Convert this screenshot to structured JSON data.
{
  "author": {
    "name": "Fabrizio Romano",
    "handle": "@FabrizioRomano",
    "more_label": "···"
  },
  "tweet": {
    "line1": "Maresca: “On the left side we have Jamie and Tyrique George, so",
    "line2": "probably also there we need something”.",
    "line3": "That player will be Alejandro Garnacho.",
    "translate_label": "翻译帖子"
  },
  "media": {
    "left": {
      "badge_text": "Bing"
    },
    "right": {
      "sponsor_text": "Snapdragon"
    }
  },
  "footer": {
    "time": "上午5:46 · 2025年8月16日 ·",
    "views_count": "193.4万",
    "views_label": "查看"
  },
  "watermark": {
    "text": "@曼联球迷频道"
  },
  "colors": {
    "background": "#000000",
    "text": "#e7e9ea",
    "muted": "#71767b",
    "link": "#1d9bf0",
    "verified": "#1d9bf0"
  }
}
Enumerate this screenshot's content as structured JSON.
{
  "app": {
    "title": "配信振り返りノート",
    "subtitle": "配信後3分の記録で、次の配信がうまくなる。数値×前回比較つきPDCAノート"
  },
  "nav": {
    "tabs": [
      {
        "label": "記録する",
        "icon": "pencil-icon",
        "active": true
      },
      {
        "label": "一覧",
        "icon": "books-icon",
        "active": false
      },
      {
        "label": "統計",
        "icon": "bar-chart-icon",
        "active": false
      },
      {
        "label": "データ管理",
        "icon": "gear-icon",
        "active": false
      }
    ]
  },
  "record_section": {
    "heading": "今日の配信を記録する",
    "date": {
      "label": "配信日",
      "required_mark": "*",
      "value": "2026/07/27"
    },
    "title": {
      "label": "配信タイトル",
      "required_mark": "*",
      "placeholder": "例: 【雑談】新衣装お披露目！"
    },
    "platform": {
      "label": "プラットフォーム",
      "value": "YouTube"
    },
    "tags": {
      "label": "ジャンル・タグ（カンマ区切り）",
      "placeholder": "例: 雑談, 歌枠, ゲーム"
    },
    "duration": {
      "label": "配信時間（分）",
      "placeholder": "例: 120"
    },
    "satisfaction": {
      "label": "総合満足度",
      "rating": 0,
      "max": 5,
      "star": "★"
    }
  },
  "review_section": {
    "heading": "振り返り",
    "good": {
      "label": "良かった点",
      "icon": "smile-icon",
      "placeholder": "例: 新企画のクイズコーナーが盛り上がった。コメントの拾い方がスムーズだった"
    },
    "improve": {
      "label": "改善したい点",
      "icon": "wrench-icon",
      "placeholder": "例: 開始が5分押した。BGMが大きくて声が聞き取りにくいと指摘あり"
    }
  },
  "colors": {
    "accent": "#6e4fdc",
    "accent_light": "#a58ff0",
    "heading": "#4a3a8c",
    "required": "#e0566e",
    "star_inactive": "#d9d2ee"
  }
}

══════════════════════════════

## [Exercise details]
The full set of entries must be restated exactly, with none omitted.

## [Answer box]
Convert this screenshot to structured JSON data.
{
  "author": {
    "name": "Fabrizio Romano",
    "handle": "@FabrizioRomano",
    "more_label": "···"
  },
  "tweet": {
    "line1": "Maresca: “On the left side we have Jamie and Tyrique George, so",
    "line2": "probably also there we need something”.",
    "line3": "That player will be Alejandro Garnacho.",
    "translate_label": "翻译帖子"
  },
  "media": {
    "left": {
      "badge_text": "Bing"
    },
    "right": {
      "sponsor_text": "Snapdragon"
    }
  },
  "footer": {
    "time": "上午5:46 · 2025年8月16日 ·",
    "views_count": "193.4万",
    "views_label": "查看"
  },
  "watermark": {
    "text": "@曼联球迷频道"
  },
  "colors": {
    "background": "#000000",
    "text": "#e7e9ea",
    "muted": "#71767b",
    "link": "#1d9bf0",
    "verified": "#1d9bf0"
  }
}
Enumerate this screenshot's content as structured JSON.
{
  "app": {
    "title": "配信振り返りノート",
    "subtitle": "配信後3分の記録で、次の配信がうまくなる。数値×前回比較つきPDCAノート"
  },
  "nav": {
    "tabs": [
      {
        "label": "記録する",
        "icon": "pencil-icon",
        "active": true
      },
      {
        "label": "一覧",
        "icon": "books-icon",
        "active": false
      },
      {
        "label": "統計",
        "icon": "bar-chart-icon",
        "active": false
      },
      {
        "label": "データ管理",
        "icon": "gear-icon",
        "active": false
      }
    ]
  },
  "record_section": {
    "heading": "今日の配信を記録する",
    "date": {
      "label": "配信日",
      "required_mark": "*",
      "value": "2026/07/27"
    },
    "title": {
      "label": "配信タイトル",
      "required_mark": "*",
      "placeholder": "例: 【雑談】新衣装お披露目！"
    },
    "platform": {
      "label": "プラットフォーム",
      "value": "YouTube"
    },
    "tags": {
      "label": "ジャンル・タグ（カンマ区切り）",
      "placeholder": "例: 雑談, 歌枠, ゲーム"
    },
    "duration": {
      "label": "配信時間（分）",
      "placeholder": "例: 120"
    },
    "satisfaction": {
      "label": "総合満足度",
      "rating": 0,
      "max": 5,
      "star": "★"
    }
  },
  "review_section": {
    "heading": "振り返り",
    "good": {
      "label": "良かった点",
      "icon": "smile-icon",
      "placeholder": "例: 新企画のクイズコーナーが盛り上がった。コメントの拾い方がスムーズだった"
    },
    "improve": {
      "label": "改善したい点",
      "icon": "wrench-icon",
      "placeholder": "例: 開始が5分押した。BGMが大きくて声が聞き取りにくいと指摘あり"
    }
  },
  "colors": {
    "accent": "#6e4fdc",
    "accent_light": "#a58ff0",
    "heading": "#4a3a8c",
    "required": "#e0566e",
    "star_inactive": "#d9d2ee"
  }
}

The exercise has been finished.